PROBLEM REQUIREMENTS
Extract each line of the records below that contains the word "this".

GIVEN RECORDS
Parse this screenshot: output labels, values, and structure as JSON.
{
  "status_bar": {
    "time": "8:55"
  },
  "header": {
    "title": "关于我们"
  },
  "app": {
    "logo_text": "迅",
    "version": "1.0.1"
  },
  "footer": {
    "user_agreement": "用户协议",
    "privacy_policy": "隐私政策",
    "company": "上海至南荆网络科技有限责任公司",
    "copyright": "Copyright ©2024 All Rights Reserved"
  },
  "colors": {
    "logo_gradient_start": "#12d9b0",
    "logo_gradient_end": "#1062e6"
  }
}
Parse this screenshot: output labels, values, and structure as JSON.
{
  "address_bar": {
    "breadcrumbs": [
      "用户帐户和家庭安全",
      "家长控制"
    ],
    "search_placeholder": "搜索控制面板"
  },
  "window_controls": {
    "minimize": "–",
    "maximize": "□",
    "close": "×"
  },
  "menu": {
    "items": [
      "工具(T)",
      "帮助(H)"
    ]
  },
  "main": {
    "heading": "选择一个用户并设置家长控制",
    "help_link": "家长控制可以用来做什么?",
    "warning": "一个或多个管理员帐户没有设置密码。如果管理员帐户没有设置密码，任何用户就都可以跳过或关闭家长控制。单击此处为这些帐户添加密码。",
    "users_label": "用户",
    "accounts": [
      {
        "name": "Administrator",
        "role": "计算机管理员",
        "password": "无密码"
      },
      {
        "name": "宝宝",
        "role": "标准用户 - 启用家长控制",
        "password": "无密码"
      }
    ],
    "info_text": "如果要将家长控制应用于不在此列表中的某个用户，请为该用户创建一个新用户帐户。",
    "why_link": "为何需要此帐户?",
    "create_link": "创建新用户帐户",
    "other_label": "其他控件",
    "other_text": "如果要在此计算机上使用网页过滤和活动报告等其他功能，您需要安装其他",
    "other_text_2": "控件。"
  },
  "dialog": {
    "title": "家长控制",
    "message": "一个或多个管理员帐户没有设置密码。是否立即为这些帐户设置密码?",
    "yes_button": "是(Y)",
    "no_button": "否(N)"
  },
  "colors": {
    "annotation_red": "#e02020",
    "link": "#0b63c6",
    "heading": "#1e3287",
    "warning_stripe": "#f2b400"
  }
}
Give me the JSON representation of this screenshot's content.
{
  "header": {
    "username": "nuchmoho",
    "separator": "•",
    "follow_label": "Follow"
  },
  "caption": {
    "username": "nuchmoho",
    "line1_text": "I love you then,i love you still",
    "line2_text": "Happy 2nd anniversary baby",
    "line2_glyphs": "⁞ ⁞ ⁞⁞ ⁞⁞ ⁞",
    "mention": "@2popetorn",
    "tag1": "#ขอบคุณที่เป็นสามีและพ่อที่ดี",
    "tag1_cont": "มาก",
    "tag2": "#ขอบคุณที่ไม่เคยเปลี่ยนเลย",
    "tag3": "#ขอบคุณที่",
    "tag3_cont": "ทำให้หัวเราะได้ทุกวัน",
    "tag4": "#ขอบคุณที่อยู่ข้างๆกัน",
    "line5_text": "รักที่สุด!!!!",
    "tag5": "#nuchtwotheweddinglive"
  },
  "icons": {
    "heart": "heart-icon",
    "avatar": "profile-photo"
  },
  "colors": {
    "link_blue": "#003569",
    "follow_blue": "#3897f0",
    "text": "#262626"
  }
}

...

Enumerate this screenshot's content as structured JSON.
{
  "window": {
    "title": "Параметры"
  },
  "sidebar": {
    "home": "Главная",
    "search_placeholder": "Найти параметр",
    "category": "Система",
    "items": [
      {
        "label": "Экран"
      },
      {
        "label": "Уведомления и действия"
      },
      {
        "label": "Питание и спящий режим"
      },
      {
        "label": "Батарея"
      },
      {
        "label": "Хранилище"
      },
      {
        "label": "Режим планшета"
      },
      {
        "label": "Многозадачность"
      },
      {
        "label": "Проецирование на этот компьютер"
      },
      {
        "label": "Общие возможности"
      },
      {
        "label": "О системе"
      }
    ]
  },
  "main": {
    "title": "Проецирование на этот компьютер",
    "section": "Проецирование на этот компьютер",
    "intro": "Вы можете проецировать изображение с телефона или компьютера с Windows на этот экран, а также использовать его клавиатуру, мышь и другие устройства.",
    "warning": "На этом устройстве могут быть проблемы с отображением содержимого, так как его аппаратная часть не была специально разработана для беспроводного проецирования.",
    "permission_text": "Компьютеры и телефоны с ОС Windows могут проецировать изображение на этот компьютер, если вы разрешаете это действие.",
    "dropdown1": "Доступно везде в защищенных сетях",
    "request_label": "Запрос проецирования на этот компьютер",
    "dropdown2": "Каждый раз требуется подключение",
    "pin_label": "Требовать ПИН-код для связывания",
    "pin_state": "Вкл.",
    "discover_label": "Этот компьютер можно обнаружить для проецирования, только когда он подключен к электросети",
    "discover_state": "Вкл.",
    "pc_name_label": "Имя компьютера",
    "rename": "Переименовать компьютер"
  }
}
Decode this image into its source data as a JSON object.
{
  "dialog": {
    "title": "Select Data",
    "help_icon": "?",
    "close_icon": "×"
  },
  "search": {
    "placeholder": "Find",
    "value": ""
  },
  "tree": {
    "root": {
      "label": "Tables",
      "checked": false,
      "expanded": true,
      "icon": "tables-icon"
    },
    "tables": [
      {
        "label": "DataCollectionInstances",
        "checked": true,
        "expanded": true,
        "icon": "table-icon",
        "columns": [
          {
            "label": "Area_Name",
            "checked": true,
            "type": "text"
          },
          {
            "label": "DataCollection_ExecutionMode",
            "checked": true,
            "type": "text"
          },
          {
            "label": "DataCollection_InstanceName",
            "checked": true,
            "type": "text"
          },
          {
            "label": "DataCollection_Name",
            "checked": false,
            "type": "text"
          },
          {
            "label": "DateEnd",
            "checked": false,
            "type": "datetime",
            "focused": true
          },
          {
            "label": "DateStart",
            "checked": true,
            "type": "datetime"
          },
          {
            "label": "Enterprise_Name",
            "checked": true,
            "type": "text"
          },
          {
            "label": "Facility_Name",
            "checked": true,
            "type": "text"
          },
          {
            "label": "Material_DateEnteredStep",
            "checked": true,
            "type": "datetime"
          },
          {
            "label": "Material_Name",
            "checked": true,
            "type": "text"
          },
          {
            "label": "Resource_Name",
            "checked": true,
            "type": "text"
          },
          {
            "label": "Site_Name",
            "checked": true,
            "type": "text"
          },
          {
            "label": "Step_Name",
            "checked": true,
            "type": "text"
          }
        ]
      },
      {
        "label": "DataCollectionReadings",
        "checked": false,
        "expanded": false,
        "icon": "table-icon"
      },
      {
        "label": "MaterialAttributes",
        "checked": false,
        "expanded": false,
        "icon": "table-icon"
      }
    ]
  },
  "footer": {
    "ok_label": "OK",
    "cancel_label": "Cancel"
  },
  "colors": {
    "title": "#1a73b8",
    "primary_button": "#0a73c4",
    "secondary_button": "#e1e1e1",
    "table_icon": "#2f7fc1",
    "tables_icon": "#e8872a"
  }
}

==

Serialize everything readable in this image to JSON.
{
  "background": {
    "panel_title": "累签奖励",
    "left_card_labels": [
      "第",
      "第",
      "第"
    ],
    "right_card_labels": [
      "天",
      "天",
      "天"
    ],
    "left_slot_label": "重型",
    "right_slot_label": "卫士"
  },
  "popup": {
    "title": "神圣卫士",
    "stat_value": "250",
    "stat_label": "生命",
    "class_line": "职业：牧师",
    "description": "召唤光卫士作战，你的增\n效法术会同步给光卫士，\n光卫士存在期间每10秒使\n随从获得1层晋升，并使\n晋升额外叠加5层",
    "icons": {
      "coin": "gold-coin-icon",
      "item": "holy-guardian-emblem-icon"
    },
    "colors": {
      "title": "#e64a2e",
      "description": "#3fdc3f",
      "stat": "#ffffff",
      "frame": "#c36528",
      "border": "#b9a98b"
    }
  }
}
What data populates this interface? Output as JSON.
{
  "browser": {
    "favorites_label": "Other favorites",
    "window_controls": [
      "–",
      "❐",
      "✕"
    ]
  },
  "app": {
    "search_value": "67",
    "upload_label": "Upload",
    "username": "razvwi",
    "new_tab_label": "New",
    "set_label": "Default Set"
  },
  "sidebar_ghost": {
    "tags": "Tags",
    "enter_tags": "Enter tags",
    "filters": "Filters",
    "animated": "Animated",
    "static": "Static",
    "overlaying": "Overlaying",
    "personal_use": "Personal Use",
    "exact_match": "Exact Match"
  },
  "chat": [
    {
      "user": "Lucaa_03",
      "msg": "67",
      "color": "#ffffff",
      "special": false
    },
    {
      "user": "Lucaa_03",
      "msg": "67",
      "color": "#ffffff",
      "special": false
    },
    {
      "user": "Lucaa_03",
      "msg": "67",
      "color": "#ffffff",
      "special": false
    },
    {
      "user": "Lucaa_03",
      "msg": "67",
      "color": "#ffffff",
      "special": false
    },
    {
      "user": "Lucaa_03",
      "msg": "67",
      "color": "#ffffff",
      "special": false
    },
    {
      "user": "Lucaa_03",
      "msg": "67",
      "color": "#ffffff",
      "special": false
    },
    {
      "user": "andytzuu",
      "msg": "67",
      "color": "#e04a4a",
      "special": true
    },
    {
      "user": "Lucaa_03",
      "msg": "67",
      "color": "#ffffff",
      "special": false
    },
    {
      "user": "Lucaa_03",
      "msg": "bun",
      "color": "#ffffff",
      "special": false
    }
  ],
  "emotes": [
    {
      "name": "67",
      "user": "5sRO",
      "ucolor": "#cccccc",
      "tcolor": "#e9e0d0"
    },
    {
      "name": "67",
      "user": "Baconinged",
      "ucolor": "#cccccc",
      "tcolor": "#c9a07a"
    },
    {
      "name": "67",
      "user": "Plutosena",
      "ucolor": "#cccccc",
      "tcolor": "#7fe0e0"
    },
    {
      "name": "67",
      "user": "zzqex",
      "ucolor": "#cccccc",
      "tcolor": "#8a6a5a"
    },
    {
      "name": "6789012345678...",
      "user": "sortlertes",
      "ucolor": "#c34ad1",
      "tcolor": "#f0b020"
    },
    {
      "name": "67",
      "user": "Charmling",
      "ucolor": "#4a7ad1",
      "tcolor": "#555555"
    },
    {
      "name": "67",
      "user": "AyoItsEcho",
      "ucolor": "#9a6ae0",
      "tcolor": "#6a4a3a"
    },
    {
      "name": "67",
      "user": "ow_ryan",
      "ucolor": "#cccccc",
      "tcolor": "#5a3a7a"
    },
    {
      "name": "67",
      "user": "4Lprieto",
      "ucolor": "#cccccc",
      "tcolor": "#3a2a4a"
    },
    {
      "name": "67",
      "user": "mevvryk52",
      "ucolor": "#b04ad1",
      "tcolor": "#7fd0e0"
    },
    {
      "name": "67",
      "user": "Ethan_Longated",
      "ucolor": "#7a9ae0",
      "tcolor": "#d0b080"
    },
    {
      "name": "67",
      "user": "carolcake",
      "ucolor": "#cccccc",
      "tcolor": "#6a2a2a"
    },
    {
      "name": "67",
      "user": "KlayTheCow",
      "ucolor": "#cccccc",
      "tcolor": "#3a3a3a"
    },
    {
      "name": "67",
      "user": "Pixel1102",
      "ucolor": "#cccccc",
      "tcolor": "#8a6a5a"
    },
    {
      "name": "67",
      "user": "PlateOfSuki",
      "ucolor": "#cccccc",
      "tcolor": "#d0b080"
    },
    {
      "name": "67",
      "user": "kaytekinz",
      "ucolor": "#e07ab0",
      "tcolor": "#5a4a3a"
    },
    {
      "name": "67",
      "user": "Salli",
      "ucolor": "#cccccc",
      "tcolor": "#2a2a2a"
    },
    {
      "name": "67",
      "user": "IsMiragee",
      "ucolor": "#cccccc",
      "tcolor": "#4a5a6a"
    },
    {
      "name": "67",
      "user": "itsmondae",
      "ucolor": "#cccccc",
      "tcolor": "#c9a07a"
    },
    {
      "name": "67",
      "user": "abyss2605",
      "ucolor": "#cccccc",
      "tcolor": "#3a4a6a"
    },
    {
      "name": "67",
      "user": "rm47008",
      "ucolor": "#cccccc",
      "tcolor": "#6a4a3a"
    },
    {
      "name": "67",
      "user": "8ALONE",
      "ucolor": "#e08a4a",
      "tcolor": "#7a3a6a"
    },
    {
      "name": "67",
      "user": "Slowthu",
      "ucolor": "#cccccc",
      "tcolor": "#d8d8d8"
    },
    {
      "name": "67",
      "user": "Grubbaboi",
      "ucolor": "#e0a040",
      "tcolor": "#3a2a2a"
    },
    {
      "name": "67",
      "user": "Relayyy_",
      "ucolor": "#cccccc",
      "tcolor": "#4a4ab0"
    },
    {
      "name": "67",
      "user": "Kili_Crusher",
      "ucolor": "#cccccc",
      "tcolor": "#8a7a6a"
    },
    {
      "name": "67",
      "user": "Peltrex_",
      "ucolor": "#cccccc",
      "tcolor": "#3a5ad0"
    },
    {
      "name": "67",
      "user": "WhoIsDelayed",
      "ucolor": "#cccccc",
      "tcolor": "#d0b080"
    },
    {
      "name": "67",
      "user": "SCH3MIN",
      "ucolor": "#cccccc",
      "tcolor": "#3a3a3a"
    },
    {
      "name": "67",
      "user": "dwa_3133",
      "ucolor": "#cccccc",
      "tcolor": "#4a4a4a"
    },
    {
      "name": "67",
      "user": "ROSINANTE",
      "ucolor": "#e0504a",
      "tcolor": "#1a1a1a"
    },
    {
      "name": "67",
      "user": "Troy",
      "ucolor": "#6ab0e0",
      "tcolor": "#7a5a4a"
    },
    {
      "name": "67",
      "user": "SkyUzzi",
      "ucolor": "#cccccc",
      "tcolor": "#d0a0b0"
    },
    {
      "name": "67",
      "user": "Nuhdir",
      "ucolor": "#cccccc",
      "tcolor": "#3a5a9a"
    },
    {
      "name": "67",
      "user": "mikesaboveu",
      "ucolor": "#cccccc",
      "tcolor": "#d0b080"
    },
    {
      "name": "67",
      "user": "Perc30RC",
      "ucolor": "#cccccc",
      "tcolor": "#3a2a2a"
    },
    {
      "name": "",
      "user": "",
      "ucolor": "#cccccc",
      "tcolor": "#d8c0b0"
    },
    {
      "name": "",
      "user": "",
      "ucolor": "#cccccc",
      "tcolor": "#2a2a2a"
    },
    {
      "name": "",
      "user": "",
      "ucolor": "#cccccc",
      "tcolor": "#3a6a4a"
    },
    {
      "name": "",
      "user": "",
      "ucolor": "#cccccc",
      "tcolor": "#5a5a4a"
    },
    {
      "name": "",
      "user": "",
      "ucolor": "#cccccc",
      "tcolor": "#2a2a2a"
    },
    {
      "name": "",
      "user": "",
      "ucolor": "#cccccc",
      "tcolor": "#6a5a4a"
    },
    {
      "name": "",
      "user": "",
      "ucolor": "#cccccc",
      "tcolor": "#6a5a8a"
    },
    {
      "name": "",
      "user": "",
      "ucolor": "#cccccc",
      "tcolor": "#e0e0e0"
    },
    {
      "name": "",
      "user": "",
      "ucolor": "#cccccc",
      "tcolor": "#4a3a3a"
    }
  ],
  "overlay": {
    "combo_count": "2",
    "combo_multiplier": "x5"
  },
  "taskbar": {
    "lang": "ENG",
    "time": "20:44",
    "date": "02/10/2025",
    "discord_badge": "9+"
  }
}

TASK ANSWER
Parse this screenshot: output labels, values, and structure as JSON.
Parse this screenshot: output labels, values, and structure as JSON.
Give me the JSON representation of this screenshot's content.
Enumerate this screenshot's content as structured JSON.
Decode this image into its source data as a JSON object.
Serialize everything readable in this image to JSON.
What data populates this interface? Output as JSON.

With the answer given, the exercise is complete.